(Element data from apps and pages)
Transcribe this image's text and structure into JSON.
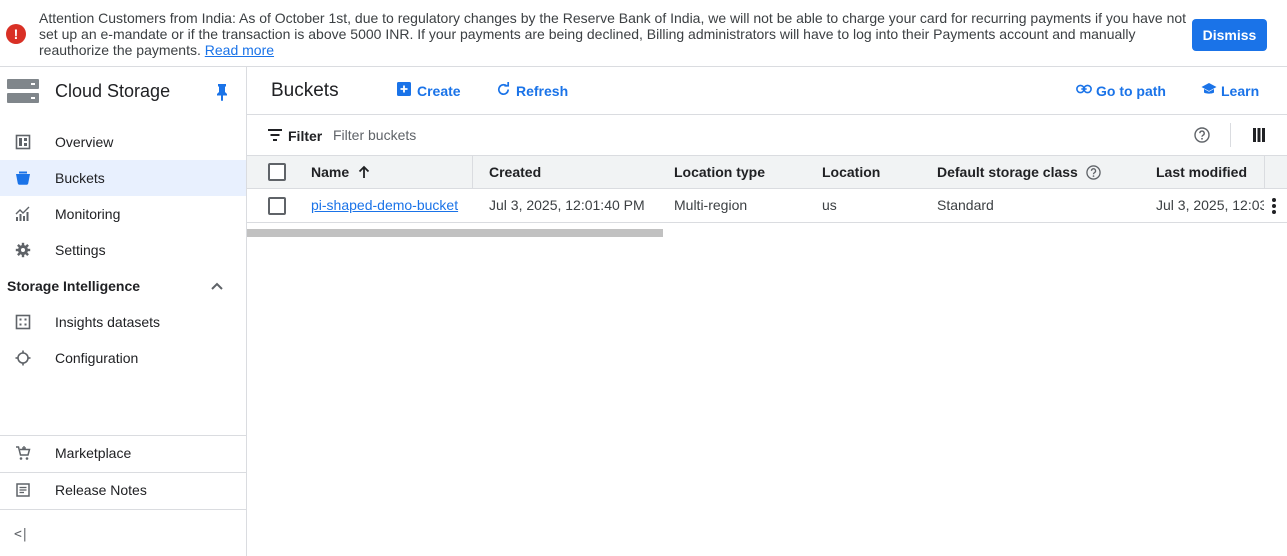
{
  "banner": {
    "message": "Attention Customers from India: As of October 1st, due to regulatory changes by the Reserve Bank of India, we will not be able to charge your card for recurring payments if you have not set up an e-mandate or if the transaction is above 5000 INR. If your payments are being declined, Billing administrators will have to log into their Payments account and manually reauthorize the payments.",
    "read_more": "Read more",
    "dismiss": "Dismiss"
  },
  "sidebar": {
    "title": "Cloud Storage",
    "items": [
      {
        "label": "Overview",
        "icon": "dashboard-icon"
      },
      {
        "label": "Buckets",
        "icon": "bucket-icon",
        "active": true
      },
      {
        "label": "Monitoring",
        "icon": "monitoring-icon"
      },
      {
        "label": "Settings",
        "icon": "gear-icon"
      }
    ],
    "section": {
      "title": "Storage Intelligence",
      "items": [
        {
          "label": "Insights datasets",
          "icon": "grid-icon"
        },
        {
          "label": "Configuration",
          "icon": "config-icon"
        }
      ]
    },
    "footer_items": [
      {
        "label": "Marketplace",
        "icon": "cart-icon"
      },
      {
        "label": "Release Notes",
        "icon": "notes-icon"
      }
    ],
    "collapse": "<|"
  },
  "toolbar": {
    "title": "Buckets",
    "create": "Create",
    "refresh": "Refresh",
    "go_to_path": "Go to path",
    "learn": "Learn"
  },
  "filter": {
    "label": "Filter",
    "placeholder": "Filter buckets"
  },
  "table": {
    "columns": [
      "Name",
      "Created",
      "Location type",
      "Location",
      "Default storage class",
      "Last modified"
    ],
    "rows": [
      {
        "name": "pi-shaped-demo-bucket",
        "created": "Jul 3, 2025, 12:01:40 PM",
        "location_type": "Multi-region",
        "location": "us",
        "storage_class": "Standard",
        "last_modified": "Jul 3, 2025, 12:03"
      }
    ]
  },
  "colors": {
    "accent": "#1a73e8",
    "error": "#d93025",
    "active_bg": "#e8f0fe"
  }
}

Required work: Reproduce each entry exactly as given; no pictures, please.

Response to this task:
Transcribe this image's text and structure into JSON.
{
  "banner": {
    "message": "Attention Customers from India: As of October 1st, due to regulatory changes by the Reserve Bank of India, we will not be able to charge your card for recurring payments if you have not set up an e-mandate or if the transaction is above 5000 INR. If your payments are being declined, Billing administrators will have to log into their Payments account and manually reauthorize the payments.",
    "read_more": "Read more",
    "dismiss": "Dismiss"
  },
  "sidebar": {
    "title": "Cloud Storage",
    "items": [
      {
        "label": "Overview",
        "icon": "dashboard-icon"
      },
      {
        "label": "Buckets",
        "icon": "bucket-icon",
        "active": true
      },
      {
        "label": "Monitoring",
        "icon": "monitoring-icon"
      },
      {
        "label": "Settings",
        "icon": "gear-icon"
      }
    ],
    "section": {
      "title": "Storage Intelligence",
      "items": [
        {
          "label": "Insights datasets",
          "icon": "grid-icon"
        },
        {
          "label": "Configuration",
          "icon": "config-icon"
        }
      ]
    },
    "footer_items": [
      {
        "label": "Marketplace",
        "icon": "cart-icon"
      },
      {
        "label": "Release Notes",
        "icon": "notes-icon"
      }
    ],
    "collapse": "<|"
  },
  "toolbar": {
    "title": "Buckets",
    "create": "Create",
    "refresh": "Refresh",
    "go_to_path": "Go to path",
    "learn": "Learn"
  },
  "filter": {
    "label": "Filter",
    "placeholder": "Filter buckets"
  },
  "table": {
    "columns": [
      "Name",
      "Created",
      "Location type",
      "Location",
      "Default storage class",
      "Last modified"
    ],
    "rows": [
      {
        "name": "pi-shaped-demo-bucket",
        "created": "Jul 3, 2025, 12:01:40 PM",
        "location_type": "Multi-region",
        "location": "us",
        "storage_class": "Standard",
        "last_modified": "Jul 3, 2025, 12:03"
      }
    ]
  },
  "colors": {
    "accent": "#1a73e8",
    "error": "#d93025",
    "active_bg": "#e8f0fe"
  }
}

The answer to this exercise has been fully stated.